■ Task: Copy each line of the records that contains the word "marcadores".

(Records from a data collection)
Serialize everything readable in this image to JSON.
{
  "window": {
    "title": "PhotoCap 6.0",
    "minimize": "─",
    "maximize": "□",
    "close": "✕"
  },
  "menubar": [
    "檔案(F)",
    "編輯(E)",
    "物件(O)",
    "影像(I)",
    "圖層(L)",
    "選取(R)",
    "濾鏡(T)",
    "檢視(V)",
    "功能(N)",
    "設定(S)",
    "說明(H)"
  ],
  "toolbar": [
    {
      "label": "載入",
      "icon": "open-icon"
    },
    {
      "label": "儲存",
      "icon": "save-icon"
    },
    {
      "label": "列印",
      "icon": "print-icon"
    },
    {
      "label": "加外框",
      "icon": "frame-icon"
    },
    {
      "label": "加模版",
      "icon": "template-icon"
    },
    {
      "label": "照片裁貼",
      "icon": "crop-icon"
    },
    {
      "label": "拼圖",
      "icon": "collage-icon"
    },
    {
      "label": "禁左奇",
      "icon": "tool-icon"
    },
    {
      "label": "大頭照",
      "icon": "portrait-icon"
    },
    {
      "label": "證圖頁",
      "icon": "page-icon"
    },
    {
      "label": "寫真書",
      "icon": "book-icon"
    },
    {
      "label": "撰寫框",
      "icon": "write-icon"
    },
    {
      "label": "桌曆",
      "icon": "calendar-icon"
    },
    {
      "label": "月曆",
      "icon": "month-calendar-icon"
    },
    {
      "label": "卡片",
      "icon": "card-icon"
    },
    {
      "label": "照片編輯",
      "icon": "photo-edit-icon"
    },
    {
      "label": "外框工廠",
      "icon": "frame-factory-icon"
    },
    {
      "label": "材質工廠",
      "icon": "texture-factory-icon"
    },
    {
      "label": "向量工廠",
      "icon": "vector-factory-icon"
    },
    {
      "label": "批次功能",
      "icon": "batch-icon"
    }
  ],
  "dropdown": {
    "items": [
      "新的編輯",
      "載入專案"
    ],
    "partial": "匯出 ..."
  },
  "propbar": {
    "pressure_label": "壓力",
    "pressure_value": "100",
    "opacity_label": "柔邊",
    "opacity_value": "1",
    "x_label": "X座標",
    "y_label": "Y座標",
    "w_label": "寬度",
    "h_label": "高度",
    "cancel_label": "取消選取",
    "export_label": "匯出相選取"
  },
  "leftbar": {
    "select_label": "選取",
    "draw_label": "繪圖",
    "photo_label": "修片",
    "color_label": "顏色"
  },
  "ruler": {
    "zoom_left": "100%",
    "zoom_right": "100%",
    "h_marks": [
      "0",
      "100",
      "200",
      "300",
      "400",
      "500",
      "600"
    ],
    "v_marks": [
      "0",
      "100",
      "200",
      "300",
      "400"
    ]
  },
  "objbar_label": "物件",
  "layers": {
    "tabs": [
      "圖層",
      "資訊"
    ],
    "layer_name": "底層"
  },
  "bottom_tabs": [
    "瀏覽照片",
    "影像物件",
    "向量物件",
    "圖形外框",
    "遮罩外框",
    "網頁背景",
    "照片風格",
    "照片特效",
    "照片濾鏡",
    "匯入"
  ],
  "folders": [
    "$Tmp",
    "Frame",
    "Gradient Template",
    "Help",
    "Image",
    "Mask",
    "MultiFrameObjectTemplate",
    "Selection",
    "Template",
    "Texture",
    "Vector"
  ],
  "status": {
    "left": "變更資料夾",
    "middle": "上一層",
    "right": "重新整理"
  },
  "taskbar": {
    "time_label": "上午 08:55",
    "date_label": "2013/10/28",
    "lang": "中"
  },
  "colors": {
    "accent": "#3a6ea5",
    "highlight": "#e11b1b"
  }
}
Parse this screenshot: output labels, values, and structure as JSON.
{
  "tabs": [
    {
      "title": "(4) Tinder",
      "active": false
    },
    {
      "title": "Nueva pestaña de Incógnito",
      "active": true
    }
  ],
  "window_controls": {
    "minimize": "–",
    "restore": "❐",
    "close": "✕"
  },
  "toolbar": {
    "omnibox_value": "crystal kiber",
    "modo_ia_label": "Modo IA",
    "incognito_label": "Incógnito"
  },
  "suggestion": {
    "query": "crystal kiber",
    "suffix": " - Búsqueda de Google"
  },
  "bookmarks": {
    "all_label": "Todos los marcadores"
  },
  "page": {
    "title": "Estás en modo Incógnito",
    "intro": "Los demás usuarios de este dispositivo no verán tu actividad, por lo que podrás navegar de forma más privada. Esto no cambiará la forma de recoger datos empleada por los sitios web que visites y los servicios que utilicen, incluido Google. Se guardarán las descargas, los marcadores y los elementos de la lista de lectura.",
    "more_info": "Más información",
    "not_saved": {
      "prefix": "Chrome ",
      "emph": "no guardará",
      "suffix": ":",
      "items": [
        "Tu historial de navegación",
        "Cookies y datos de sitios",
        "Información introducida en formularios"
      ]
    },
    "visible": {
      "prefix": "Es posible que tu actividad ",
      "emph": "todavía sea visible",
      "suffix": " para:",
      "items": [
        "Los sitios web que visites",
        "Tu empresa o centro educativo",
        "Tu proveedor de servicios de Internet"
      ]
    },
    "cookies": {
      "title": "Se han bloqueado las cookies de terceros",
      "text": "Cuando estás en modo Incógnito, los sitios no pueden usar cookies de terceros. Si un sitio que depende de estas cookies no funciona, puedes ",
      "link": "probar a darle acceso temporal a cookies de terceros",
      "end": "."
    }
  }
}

■ Result:
    "all_label": "Todos los marcadores"
    "intro": "Los demás usuarios de este dispositivo no verán tu actividad, por lo que podrás navegar de forma más privada. Esto no cambiará la forma de recoger datos empleada por los sitios web que visites y los servicios que utilicen, incluido Google. Se guardarán las descargas, los marcadores y los elementos de la lista de lectura.",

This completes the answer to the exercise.